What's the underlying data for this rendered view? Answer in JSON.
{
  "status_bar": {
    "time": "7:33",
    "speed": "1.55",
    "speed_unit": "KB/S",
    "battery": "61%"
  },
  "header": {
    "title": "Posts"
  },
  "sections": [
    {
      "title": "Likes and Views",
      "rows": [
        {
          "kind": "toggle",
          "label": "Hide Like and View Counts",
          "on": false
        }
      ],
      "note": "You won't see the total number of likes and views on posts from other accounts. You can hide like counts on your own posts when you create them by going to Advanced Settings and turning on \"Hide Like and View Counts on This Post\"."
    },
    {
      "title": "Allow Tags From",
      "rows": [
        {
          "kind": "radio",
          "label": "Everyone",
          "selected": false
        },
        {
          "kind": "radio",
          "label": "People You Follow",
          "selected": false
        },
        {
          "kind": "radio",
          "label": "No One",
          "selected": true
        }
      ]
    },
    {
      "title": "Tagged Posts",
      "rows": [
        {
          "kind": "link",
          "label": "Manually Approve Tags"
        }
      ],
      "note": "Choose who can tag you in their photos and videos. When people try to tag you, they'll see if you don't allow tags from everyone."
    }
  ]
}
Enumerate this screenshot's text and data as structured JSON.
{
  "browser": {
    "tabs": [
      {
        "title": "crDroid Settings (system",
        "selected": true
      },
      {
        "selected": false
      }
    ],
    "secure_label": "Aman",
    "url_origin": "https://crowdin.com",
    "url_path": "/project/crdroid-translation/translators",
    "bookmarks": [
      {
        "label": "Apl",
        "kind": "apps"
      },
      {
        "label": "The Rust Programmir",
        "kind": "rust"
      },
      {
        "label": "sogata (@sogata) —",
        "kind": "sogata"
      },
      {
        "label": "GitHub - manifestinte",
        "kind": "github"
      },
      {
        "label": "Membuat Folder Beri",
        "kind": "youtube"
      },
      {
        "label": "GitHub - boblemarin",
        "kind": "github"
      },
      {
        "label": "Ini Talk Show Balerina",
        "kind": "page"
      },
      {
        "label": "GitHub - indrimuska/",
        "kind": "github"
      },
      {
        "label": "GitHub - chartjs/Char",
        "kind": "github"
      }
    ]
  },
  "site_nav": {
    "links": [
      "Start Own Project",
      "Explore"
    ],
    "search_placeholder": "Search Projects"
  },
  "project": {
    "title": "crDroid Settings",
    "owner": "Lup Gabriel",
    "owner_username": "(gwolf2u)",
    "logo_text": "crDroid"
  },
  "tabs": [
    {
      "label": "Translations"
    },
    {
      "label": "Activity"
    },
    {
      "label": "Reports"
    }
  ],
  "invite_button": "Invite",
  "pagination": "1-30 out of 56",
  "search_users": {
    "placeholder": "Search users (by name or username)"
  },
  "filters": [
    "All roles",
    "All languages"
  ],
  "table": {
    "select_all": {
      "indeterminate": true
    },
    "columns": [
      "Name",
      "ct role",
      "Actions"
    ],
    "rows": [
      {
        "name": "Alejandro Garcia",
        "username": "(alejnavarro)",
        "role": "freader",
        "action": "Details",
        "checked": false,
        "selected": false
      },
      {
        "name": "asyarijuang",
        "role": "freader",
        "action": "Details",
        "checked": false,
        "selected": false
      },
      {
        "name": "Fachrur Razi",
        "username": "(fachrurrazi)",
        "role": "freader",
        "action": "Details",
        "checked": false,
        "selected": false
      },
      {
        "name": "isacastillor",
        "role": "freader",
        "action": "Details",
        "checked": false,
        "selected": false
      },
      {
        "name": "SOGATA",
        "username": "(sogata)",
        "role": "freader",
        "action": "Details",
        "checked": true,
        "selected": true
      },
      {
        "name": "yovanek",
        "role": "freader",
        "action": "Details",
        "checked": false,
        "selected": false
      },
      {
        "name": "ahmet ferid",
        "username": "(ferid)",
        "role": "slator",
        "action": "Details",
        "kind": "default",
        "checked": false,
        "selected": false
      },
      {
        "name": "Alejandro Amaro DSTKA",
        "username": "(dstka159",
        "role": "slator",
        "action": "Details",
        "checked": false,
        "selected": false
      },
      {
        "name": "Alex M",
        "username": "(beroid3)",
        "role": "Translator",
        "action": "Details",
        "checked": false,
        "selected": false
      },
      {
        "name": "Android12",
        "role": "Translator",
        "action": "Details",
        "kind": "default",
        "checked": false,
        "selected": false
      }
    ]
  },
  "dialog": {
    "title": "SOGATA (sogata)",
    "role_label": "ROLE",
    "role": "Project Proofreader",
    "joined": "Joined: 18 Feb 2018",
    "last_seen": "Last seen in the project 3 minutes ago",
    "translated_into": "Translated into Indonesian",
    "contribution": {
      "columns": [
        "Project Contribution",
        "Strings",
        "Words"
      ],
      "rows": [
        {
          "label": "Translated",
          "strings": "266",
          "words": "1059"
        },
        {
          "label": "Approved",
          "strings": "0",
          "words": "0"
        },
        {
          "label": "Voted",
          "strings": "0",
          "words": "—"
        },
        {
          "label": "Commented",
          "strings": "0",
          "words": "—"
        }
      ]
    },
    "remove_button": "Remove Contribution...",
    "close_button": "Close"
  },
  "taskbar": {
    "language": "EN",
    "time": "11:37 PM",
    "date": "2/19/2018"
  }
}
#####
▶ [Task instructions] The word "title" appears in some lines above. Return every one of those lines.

▶ [Exercise answer]
    "title": "Posts"
      "title": "Likes and Views",
      "title": "Allow Tags From",
      "title": "Tagged Posts",
        "title": "crDroid Settings (system",
    "title": "crDroid Settings",
    "title": "SOGATA (sogata)",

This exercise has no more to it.